TASK PROMPT -> In the entries below, find every line with the string "label" and copy it.

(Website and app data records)
+ + + + +
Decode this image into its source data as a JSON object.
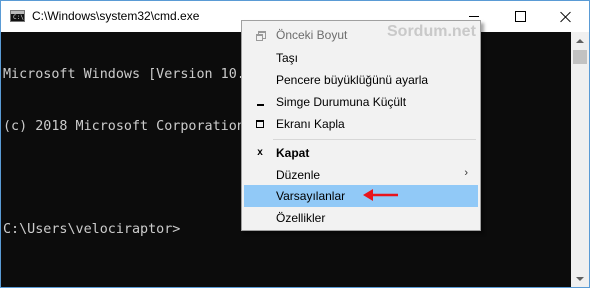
{
  "window": {
    "title": "C:\\Windows\\system32\\cmd.exe",
    "icon": "cmd-icon",
    "icon_prompt": "C:\\",
    "controls": [
      "minimize-icon",
      "maximize-icon",
      "close-icon"
    ]
  },
  "console": {
    "lines": [
      "Microsoft Windows [Version 10.",
      "(c) 2018 Microsoft Corporation",
      "",
      "C:\\Users\\velociraptor>"
    ],
    "text_color": "#cccccc",
    "background": "#0c0c0c"
  },
  "menu": {
    "items": [
      {
        "label": "Önceki Boyut",
        "glyph": "restore-icon",
        "disabled": true
      },
      {
        "label": "Taşı"
      },
      {
        "label": "Pencere büyüklüğünü ayarla"
      },
      {
        "label": "Simge Durumuna Küçült",
        "glyph": "minimize-icon"
      },
      {
        "label": "Ekranı Kapla",
        "glyph": "maximize-icon"
      },
      {
        "label": "Kapat",
        "glyph": "close-icon",
        "glyph_text": "x",
        "bold": true
      },
      {
        "label": "Düzenle",
        "submenu_arrow": "›"
      },
      {
        "label": "Varsayılanlar",
        "highlighted": true
      },
      {
        "label": "Özellikler"
      }
    ],
    "highlight_color": "#91c9f7"
  },
  "watermark": "Sordum.net",
  "annotation": {
    "icon": "red-arrow-icon",
    "color": "#e8141c"
  }
}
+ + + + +
ANSWER ->
        "label": "Önceki Boyut",
        "label": "Taşı"
        "label": "Pencere büyüklüğünü ayarla"
        "label": "Simge Durumuna Küçült",
        "label": "Ekranı Kapla",
        "label": "Kapat",
        "label": "Düzenle",
        "label": "Varsayılanlar",
        "label": "Özellikler"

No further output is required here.